UK regulator also censures individual audit partner amid ‘misconduct’ finding

PwC said it was “sorry” that its audit work on BHS fell below the expected professional standards. Photograph: Getty

PwC said it was “sorry” that its audit work on BHS fell below the expected professional standards. Photograph: Getty

 

The UK’s accounting regulator has censured PricewaterhouseCoopers (PwC) and fined it £6.5 million (€7.4 million) over the group’s audit of UK retailer BHS two years before its collapse.

PwC’s audit partner Steve Denison was also fined £325,000 and severely reprimanded after admitting “misconduct”, the FRC said. Under the terms of the settlement, Mr Denison is “not to perform any audit work for a period of 15 years”.

The Financial Reporting Council said the Big Four accountancy admitted to and accepted fines over “misconduct” in relation to the BHS audit.
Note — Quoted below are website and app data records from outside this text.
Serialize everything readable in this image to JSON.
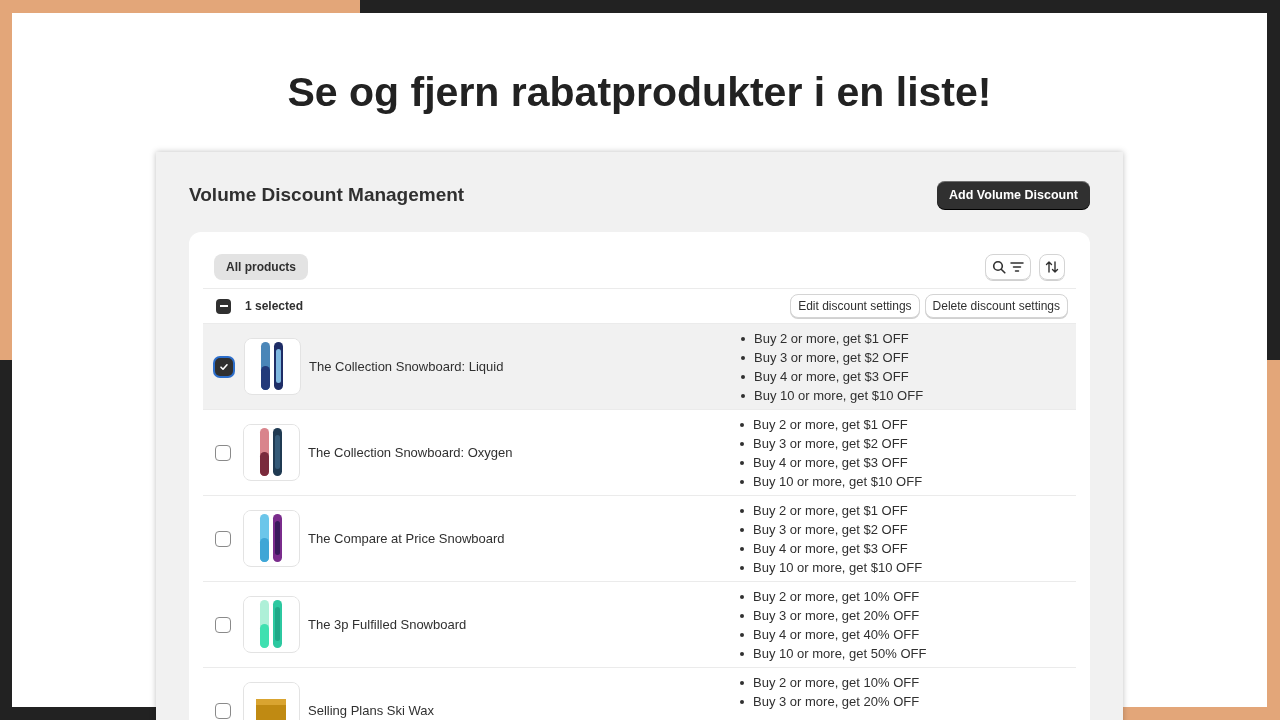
{
  "headline": "Se og fjern rabatprodukter i en liste!",
  "page": {
    "title": "Volume Discount Management",
    "primary_button": "Add Volume Discount"
  },
  "tabs": [
    {
      "label": "All products",
      "selected": true
    }
  ],
  "bulk_bar": {
    "indeterminate": true,
    "label": "1 selected",
    "actions": [
      "Edit discount settings",
      "Delete discount settings"
    ]
  },
  "rows": [
    {
      "name": "The Collection Snowboard: Liquid",
      "selected": true,
      "discounts": [
        "Buy 2 or more, get $1 OFF",
        "Buy 3 or more, get $2 OFF",
        "Buy 4 or more, get $3 OFF",
        "Buy 10 or more, get $10 OFF"
      ]
    },
    {
      "name": "The Collection Snowboard: Oxygen",
      "selected": false,
      "discounts": [
        "Buy 2 or more, get $1 OFF",
        "Buy 3 or more, get $2 OFF",
        "Buy 4 or more, get $3 OFF",
        "Buy 10 or more, get $10 OFF"
      ]
    },
    {
      "name": "The Compare at Price Snowboard",
      "selected": false,
      "discounts": [
        "Buy 2 or more, get $1 OFF",
        "Buy 3 or more, get $2 OFF",
        "Buy 4 or more, get $3 OFF",
        "Buy 10 or more, get $10 OFF"
      ]
    },
    {
      "name": "The 3p Fulfilled Snowboard",
      "selected": false,
      "discounts": [
        "Buy 2 or more, get 10% OFF",
        "Buy 3 or more, get 20% OFF",
        "Buy 4 or more, get 40% OFF",
        "Buy 10 or more, get 50% OFF"
      ]
    },
    {
      "name": "Selling Plans Ski Wax",
      "selected": false,
      "discounts": [
        "Buy 2 or more, get 10% OFF",
        "Buy 3 or more, get 20% OFF"
      ]
    }
  ]
}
The watchdog also issued a “severe reprimand”.

“We recognise and accept there were serious shortcomings with this audit work. We are sorry that our work fell well below the professional standards expected of us and that we demand of ourselves,” PwC said on its website.

It added: “Whilst the failings did not contribute to the collapse of BHS over one year later, they were serious and this is reflected in the Financial Reporting Council settlement.”

The FRC said under the terms of the agreement, PwC will “monitor and support its Leeds audit practice and provide detailed annual reports about that practice to the FRC for the next three years.”

‘Review and amend’

PwC will also “review and amend its policies and procedures to ensure that audits of all non-listed high risk or high-profile companies (including private companies which employ at least 10,000 individuals in the UK) are subject to an engagement quality control review,” the FRC said.

The figures for the penalties reflect a reduction of around a third for “early settlement”.

BHS was sold in 2015, a year after PwC’s audit, for £1 to Retail Acquisitions, led by Dominic Chappell. The following year, it fell into administration and when no buyers could be found, the decision was made to dissolve the company. – Copyright The Financial Times Limited 2018